3AM: Why the move to Nashville? Clearly, there is a great Country music scene there. How is the rock scene? When in Nashville, what should we check out?
CC: Believe it or not, I came down here to do demos with my old bass player and drummer, and I was supposed to be here for two weeks! I liked the place, decided to stay a couple of extra weeks just to hang out, and, as fate would have it, met my wife during those two weeks. I still have my return ticket!
As for the Rock and Roll scene, it's here, and it's not too small, but there really isn't much of an audience outside of the bands themselves. There are some very cool bands around, though, and some cool clubs. If ya ever pass through, check out the Slow Bar, the End, and Springwater as far as clubs go. There is a new place called the Church, which was an after-hours place for a long time, but I haven't played there yet so I can't really give it thumbs up or down. As for bands, you've gotta check out Dave Cloud's Gospel of Power and Turtleneck and the Sweats. And if you ever see Tommy Womack (ex Gov't Cheese) is playing, either in N'ville or anywhere else (he tours quite a bit), check him out.
3AM: I picked up Stiv Bators's L.A. L.A record the other day. He had such an ear for a great melody yet it wasn't lightweight, there's a gritty, almost dirtiness to it. What did you think of his solo and post-Dead Boys work?
CC: I hate to say it, but until he hooked up with the Lords I was never a big fan of Stiv's solo stuff... dunno why, it just never did anything for me. I loved the Wanderers, though, and I loved the Lords. I have a couple of later things he did in NYC with the Evil Boys that was pretty cool.
ABOUT THE INTERVIEWER

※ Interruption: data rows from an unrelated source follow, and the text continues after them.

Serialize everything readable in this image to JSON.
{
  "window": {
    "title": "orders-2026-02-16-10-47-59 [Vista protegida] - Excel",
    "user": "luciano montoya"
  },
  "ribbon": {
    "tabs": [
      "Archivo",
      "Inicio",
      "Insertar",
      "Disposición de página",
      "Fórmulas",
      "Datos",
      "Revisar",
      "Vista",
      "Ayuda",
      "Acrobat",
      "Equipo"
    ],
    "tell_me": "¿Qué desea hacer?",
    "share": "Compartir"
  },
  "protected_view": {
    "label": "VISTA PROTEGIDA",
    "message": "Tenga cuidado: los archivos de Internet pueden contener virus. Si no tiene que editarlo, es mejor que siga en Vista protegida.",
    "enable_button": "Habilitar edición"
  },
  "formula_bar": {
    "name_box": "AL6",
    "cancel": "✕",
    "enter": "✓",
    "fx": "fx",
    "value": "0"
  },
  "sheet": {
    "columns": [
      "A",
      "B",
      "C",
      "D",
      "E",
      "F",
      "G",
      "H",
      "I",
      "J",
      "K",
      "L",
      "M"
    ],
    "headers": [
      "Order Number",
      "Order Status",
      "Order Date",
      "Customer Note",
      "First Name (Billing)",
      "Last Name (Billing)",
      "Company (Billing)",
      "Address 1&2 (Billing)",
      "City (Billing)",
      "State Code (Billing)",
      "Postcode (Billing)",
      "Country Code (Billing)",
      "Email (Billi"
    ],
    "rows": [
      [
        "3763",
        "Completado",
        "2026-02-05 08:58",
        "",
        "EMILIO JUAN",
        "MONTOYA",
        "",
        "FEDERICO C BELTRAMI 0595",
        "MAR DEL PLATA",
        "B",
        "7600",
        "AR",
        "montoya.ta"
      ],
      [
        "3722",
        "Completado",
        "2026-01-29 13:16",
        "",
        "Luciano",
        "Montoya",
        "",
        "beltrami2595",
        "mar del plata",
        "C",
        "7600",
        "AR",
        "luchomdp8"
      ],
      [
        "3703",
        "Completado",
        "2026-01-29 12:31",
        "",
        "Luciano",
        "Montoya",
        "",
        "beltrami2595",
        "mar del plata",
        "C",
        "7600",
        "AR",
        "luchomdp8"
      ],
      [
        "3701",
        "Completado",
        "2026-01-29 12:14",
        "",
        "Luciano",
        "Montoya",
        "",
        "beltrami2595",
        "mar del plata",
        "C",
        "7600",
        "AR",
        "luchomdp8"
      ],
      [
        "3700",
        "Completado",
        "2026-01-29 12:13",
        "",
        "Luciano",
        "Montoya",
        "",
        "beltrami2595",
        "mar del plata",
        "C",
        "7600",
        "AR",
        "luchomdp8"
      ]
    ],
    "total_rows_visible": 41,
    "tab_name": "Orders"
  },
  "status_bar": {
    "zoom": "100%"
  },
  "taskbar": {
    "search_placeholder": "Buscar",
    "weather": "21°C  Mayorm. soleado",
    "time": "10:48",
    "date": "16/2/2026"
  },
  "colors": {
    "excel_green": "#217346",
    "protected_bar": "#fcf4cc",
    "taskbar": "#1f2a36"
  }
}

Matthew Wascovich edits the literary journal, Flat Bike & Banged Head, and is a co-editor at 3AM Magazine. Recent books include Application Counter and Milkly Lovely.